[00:12:40] Hannah Skvarla: That's a great question. So it's a long list. So people with physical disabilities, we just added on a new partner in the U.S. that makes hand sanitizer, and that is individuals with severe mental illness. Refugees, as we talked about women who have survived domestic violence, some who have survived trafficking, women who are formally homeless, that most of these individuals live in extreme poverty and have very few opportunities for jobs because of where they live or because of discrimination.
[00:13:11] Agatha Luczo: I recommend everyone, you know, when they're doing their Christmas shopping to come to The Little Market to shop.
[00:13:16] Dr. Greene: And speaking of which you have the holiday gift guide, right?
[00:13:18] Hannah Skvarla: Yes we do. We hope to have something for everybody on everybody's list. We really work hard to find products that would appeal to anybody.
[00:13:28] Agatha Luczo: Do you have any favorite goodies on the gift guide?
[00:13:30] Hannah Skvarla: On the gift guide? For me, the candles are a really easy gift. We also let you personalize them. So you can do everything like Happy Holidays Agatha or Happy Holidays from the Queen family. We've worked really hard to make that accessible for people as just an extra added thoughtful touch. And those, like I said, are made right here in the U.S. by women who were former refugees from both Burma and Congo. And that's a partner that we've had to the very beginning. So our candles have always been really special to us.
[00:14:00] Agatha Luczo: So great.
[00:14:01] Hannah Skvarla: Lauren and I are both also very crazy about the glassware. We've also had that since the beginning and the glass itself has made using recycled glass and then it's hand etched in San Miguel de Allende, Mexico at a co-op that employs artisans with physical disabilities.
[00:14:17] And the glassware is absolutely beautiful. It's something we really treasure in our own homes and it's the type of thing that it's so much, even no matter how many photos we take and how pretty the photos are when you touch it and feel it is when you really see how special it is.
[00:14:31] Agatha Luczo: I'll have to check them out. I'm looking forward to going through your gift guide.
[00:14:35] Hannah Skvarla: Oh good!
[00:14:36] Dr. Greene: You call it The Little Market, but it sounds pretty big to me.
[00:14:39] Agatha Luczo: Yeah, it should be The Big Market.

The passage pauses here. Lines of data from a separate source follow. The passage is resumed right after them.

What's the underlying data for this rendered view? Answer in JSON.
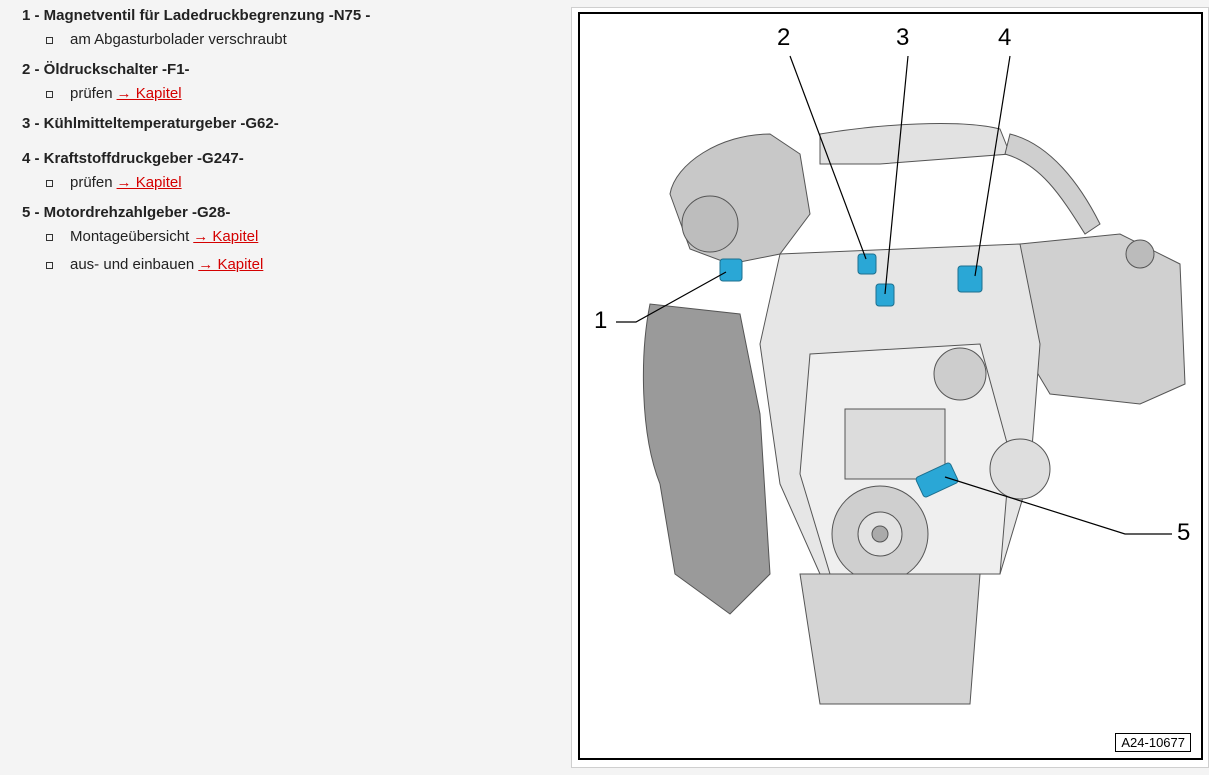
{
  "items": [
    {
      "title": "1 - Magnetventil für Ladedruckbegrenzung -N75 -",
      "subs": [
        {
          "text": "am Abgasturbolader verschraubt"
        }
      ]
    },
    {
      "title": "2 - Öldruckschalter -F1-",
      "subs": [
        {
          "text": "prüfen",
          "link": "→ Kapitel"
        }
      ]
    },
    {
      "title": "3 - Kühlmitteltemperaturgeber -G62-",
      "subs": []
    },
    {
      "title": "4 - Kraftstoffdruckgeber -G247-",
      "subs": [
        {
          "text": "prüfen",
          "link": "→ Kapitel"
        }
      ]
    },
    {
      "title": "5 - Motordrehzahlgeber -G28-",
      "subs": [
        {
          "text": "Montageübersicht",
          "link": "→ Kapitel"
        },
        {
          "text": "aus- und einbauen",
          "link": "→ Kapitel"
        }
      ]
    }
  ],
  "figure": {
    "callouts": [
      "1",
      "2",
      "3",
      "4",
      "5"
    ],
    "reference": "A24-10677",
    "highlight_color": "#2aa7d6"
  }
}
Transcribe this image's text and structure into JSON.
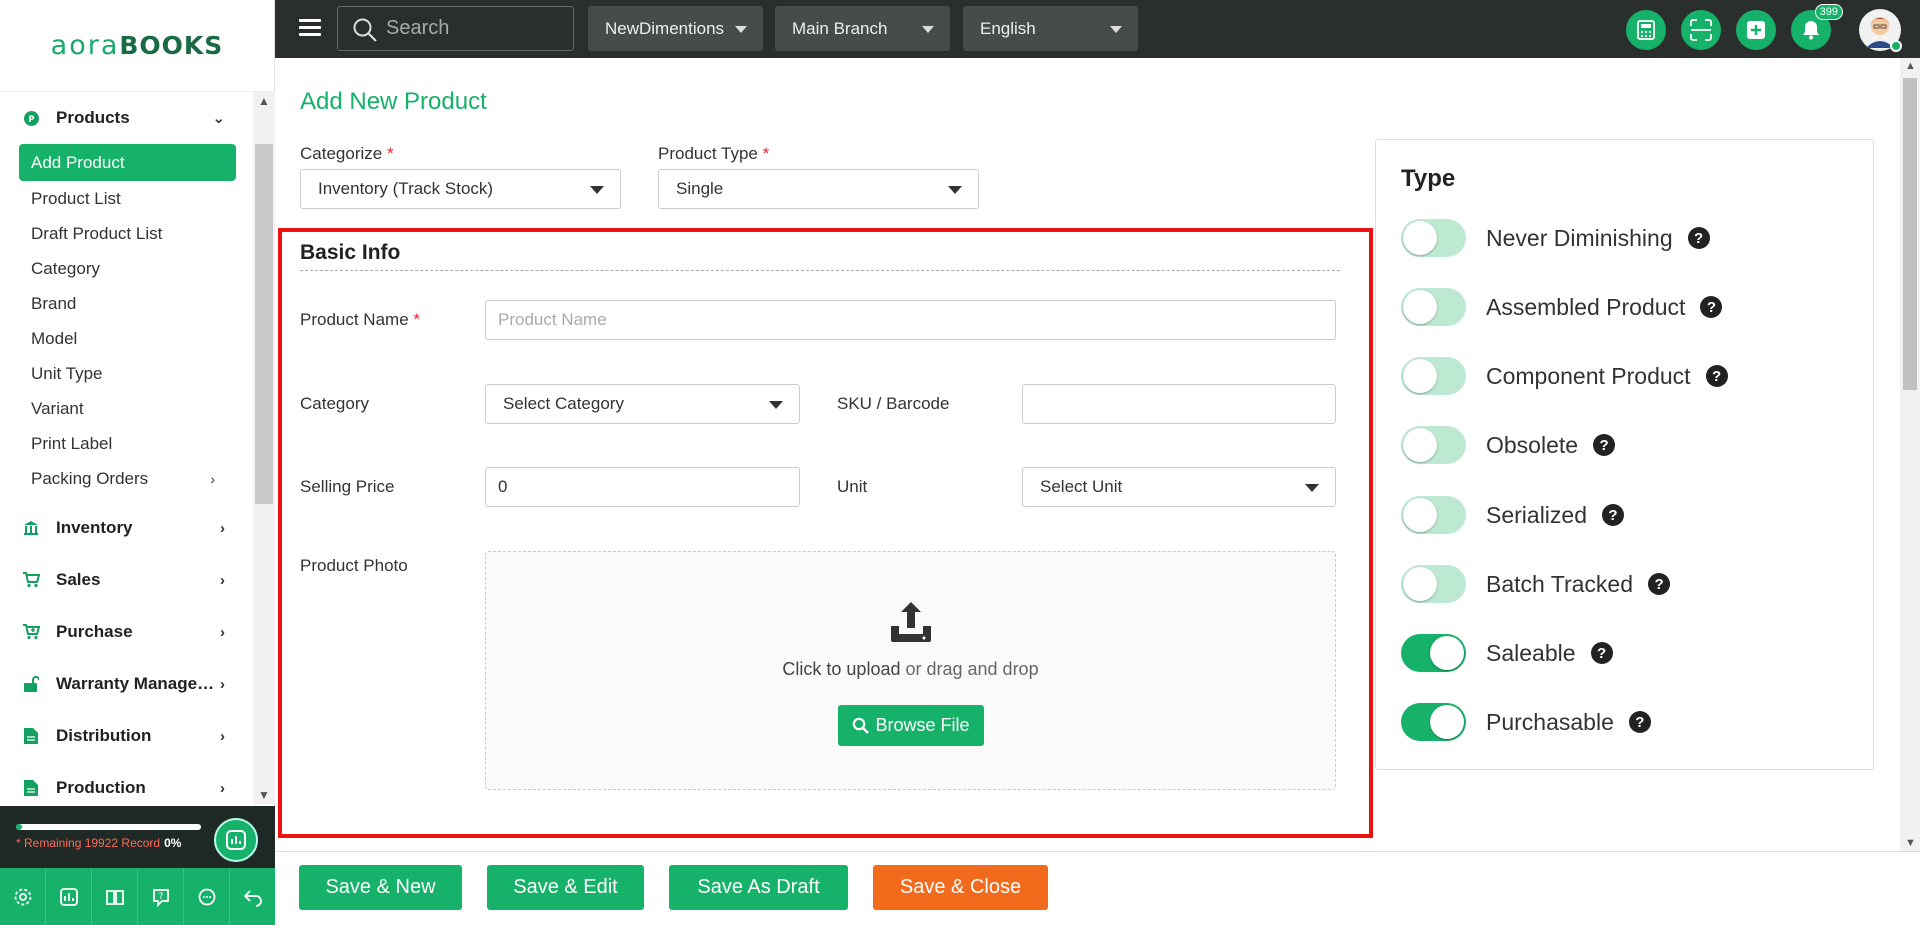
{
  "brand": {
    "logo_part1": "aora",
    "logo_part2": "BOOKS"
  },
  "sidebar": {
    "products_group": "Products",
    "product_items": [
      {
        "label": "Add Product",
        "active": true
      },
      {
        "label": "Product List"
      },
      {
        "label": "Draft Product List"
      },
      {
        "label": "Category"
      },
      {
        "label": "Brand"
      },
      {
        "label": "Model"
      },
      {
        "label": "Unit Type"
      },
      {
        "label": "Variant"
      },
      {
        "label": "Print Label"
      },
      {
        "label": "Packing Orders",
        "has_submenu": true
      }
    ],
    "groups": [
      {
        "label": "Inventory",
        "icon": "bank-icon"
      },
      {
        "label": "Sales",
        "icon": "cart-icon"
      },
      {
        "label": "Purchase",
        "icon": "cart-plus-icon"
      },
      {
        "label": "Warranty Manage…",
        "icon": "unlock-icon"
      },
      {
        "label": "Distribution",
        "icon": "file-icon"
      },
      {
        "label": "Production",
        "icon": "file-icon"
      }
    ],
    "footer": {
      "remaining_text": "* Remaining 19922 Record",
      "percent": "0%",
      "progress_fraction": 0.0,
      "icons": [
        "settings-icon",
        "chart-icon",
        "book-icon",
        "help-icon",
        "chat-icon",
        "back-arrow-icon"
      ]
    }
  },
  "topbar": {
    "search_placeholder": "Search",
    "company": "NewDimentions",
    "branch": "Main Branch",
    "language": "English",
    "notification_count": "399",
    "icons": [
      "calculator-icon",
      "scan-icon",
      "plus-square-icon",
      "bell-icon"
    ]
  },
  "main": {
    "title": "Add New Product",
    "categorize_label": "Categorize",
    "categorize_value": "Inventory (Track Stock)",
    "product_type_label": "Product Type",
    "product_type_value": "Single",
    "basic_info": {
      "title": "Basic Info",
      "product_name_label": "Product Name",
      "product_name_placeholder": "Product Name",
      "category_label": "Category",
      "category_value": "Select Category",
      "sku_label": "SKU / Barcode",
      "sku_value": "",
      "selling_price_label": "Selling Price",
      "selling_price_value": "0",
      "unit_label": "Unit",
      "unit_value": "Select Unit",
      "photo_label": "Product Photo",
      "upload_strong": "Click to upload",
      "upload_rest": " or drag and drop",
      "browse_label": "Browse File"
    },
    "type_panel": {
      "title": "Type",
      "options": [
        {
          "label": "Never Diminishing",
          "on": false
        },
        {
          "label": "Assembled Product",
          "on": false
        },
        {
          "label": "Component Product",
          "on": false
        },
        {
          "label": "Obsolete",
          "on": false
        },
        {
          "label": "Serialized",
          "on": false
        },
        {
          "label": "Batch Tracked",
          "on": false
        },
        {
          "label": "Saleable",
          "on": true
        },
        {
          "label": "Purchasable",
          "on": true
        }
      ]
    }
  },
  "actions": {
    "save_new": "Save & New",
    "save_edit": "Save & Edit",
    "save_draft": "Save As Draft",
    "save_close": "Save & Close"
  },
  "colors": {
    "accent": "#17b26a",
    "orange": "#f26a1b",
    "highlight": "#ee1111",
    "topbar": "#2a2f2e"
  }
}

[00:14:41] Hannah Skvarla: It started off really little, and we feel so fortunate that it's grown to what it is today. And again, thanks to the support of people like you.
[00:14:49] Agatha Luczo: Thank you so much for everything. And please go out and get your bed and bath gift set. I know everyone will enjoy this amazing bedtime routine.
[00:14:59] Hannah Skvarla: Thank you so much for having me. Thank you.
[00:15:02] Dr. Greene: Thank you. Great getting to meet you.
[00:15:04] Agatha Luczo: Thank you everyone for joining us today. And please join us next time and please rate, review and share Mom Driven, Doctor Aligned.
[00:15:13] Dr. Greene: Until next time. Be well.